They were the leading men on Stanley Cup winning teams in 1996 and 2001, and today both have plaques in the Hockey Hall of Fame. That is where the similarities end, however, when comparing a pair of hockey personalities named Patrick Roy and Joe Sakic.
Roy ran hot as an all-star goalie, with a wink from behind his mask at a thwarted shooter, or a hotdog move gone badly one night against Detroit. He’d meet the other ‘tender at centre ice in a line brawl, or blow off Jeremy Roenick with a reminder of how many Cups he has won, and how many Roenick had not.
In our experience, Roy was that rare netminder who was unafraid to publicly demand more from the skaters in front of him — an emotional goalie and a damned good one, who always delivered the goods and expected the same from every teammate.
You knew when Patrick Roy was in the rink, simply by his aura.
Well, it was a good thing that Sakic’s ample game was able to do his talking. If it hadn’t, we’d barely remember his name today, so silent and adverse to blowing his own horn was the man reporters called “Quoteless Joe.”
Roy was the source of passion in that Avalanche dressing room. An overt, vocal leader who kept his fist on the throttle of those championship Avalanche teams.
Sakic was the quiet heartbeat. That captain and first-line centre with the clinical wrist shot, whose effort level for 82 games per season and another 20-some in the playoffs was as consistent as any player of his generation.
As players, they comprised the spine of two Stanley Cup winning teams. Now, they are the guts of the Avalanche front office.

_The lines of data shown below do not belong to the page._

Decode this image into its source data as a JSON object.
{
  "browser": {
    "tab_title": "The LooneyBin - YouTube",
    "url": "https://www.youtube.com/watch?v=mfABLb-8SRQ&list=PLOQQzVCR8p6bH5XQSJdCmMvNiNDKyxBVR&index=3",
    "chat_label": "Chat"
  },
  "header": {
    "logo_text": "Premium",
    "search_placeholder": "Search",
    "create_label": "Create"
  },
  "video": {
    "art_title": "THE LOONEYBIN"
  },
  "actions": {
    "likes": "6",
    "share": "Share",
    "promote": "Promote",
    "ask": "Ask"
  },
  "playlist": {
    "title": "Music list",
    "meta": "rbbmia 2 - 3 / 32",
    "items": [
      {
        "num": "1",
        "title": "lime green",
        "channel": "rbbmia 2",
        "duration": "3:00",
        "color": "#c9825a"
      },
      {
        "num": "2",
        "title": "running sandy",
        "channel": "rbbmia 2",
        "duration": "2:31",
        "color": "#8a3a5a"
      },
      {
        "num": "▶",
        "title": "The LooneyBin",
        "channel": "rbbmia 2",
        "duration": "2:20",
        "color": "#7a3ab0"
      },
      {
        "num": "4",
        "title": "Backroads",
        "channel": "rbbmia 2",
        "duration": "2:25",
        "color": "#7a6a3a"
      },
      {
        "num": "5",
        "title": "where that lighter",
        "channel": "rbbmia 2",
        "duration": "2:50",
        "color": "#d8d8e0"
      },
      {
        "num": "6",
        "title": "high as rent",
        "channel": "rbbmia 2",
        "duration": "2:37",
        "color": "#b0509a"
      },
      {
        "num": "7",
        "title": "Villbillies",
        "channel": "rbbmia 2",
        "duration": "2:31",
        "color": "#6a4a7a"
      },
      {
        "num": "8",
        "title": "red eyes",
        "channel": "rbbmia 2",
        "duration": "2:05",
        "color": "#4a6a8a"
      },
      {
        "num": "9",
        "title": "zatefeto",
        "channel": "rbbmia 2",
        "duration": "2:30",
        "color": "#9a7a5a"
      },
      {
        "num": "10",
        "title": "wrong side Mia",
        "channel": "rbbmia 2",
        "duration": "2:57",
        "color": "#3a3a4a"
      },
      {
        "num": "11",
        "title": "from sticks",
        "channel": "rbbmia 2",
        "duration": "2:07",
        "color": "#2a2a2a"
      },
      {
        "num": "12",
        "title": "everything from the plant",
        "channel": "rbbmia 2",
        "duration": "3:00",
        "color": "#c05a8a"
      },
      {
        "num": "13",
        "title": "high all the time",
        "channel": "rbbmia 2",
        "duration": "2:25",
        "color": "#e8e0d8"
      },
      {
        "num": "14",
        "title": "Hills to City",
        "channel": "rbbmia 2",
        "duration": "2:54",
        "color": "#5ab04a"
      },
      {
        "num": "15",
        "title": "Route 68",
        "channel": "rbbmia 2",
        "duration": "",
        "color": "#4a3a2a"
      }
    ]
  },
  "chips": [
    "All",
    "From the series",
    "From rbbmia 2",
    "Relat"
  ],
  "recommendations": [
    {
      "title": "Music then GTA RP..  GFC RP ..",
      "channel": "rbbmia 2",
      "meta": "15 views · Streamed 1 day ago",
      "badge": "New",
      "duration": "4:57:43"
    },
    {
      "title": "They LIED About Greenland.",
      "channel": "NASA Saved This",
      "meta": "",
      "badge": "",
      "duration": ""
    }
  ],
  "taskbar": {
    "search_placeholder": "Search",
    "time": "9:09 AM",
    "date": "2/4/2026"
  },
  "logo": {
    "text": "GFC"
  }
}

Sakic is the executive vice president of hockey operations, a de facto GM in charge of all hockey decisions — including the Roy hiring.
But Roy has more to his title than just head coach. He is the vice president of hockey operations and coach, which could be a bit tricky.
What happens when Sakic provides a player for Roy’s roster who does not meet the coach’s eye? It happens in every town — See: Vancouver, Keith Ballard; or Toronto, Mike Komisarek — but how will the Roy-Sakic relationship weather that kind of disagreement in Denver?
“All along, Patrick was our top candidate,” Sakic said in a news release issued upon the hiring of Roy. “Patrick has a great hockey mind. There is no one more passionate about this game. He will bring that winning attitude to our dressing room.”
The role of Pierre Lacroix — Roy’s old agent and the GM of those Cup-winning Avalanche teams — has been mitigated in Denver. Finally.
Son Eric Lacroix was ousted in the palace coup that also saw head coach Joe Sacco fired. Sakic has been moved into position, and now with Roy at is right hand there is an entirely new and modern leadership group atop a franchise that has slipped into irrelevancy in Denver.
Avalanche governor Josh Kroenke — son to team owner Stan Kroenke and Wal-Mart heiress Ann Walton Kroenke — has played the history card at perhaps the perfect moment. This Avs team is poised to take the next step, with a rebuild that stalled last season.
There are good young players here, and excellent assets to fuel trades for the veteran components required to find the next level. Gabriel Landeskog, a 20-year-old who was foolishly made captain by the former regime, can learn a ton from Roy and Sakic.
And likely No. 1 pick Seth Jones is coming from a level that Roy has mastered over the past eight seasons as coach and GM of the Quebec Remparts. So perhaps this is the ideal roster to hand over to an experienced man out of Canadian junior hockey.
“The special part about Roy is, he’s ready,” former Avs defenceman Adam Foote told Denver sports radio station KKFN 104.3. “He’s spent almost a decade with his family in Quebec. It’s such good timing for Patrick, and Joe made the right call.”
Roy and Sakic should work flawlessly together, Sakic providing the cooler management head to Roy’s tangible, outspoken expectations for a young Avalanche roster. There’s a good cop, bad cop act dying to be played here.
As long as there is respect.
The chain of command is clear: Sakic is the boss. Roy is the employee.
Patrick forgot about that in the heat of the moment one night in Montreal, assailing Canadiens president Ronald Corey behind the Habs’ bench. The Red Wings had sifted nine goals past Roy, and it was ultimatum time for Roy, who reportedly told Corey, “It’s my last game in Montreal.”
It’s a cap system now, and there is no place for “get this guy outta here” ultimatums from the head coach. Patience wins in 2013, and that appears to be Joe’s strong suit, not necessarily Patrick’s.
So perhaps the odd brush fire is to be expected in Denver again, as the Sakic and Roy show opens for a second run. Which is just fine with us.
At least we’ll know Colorado is in the league again.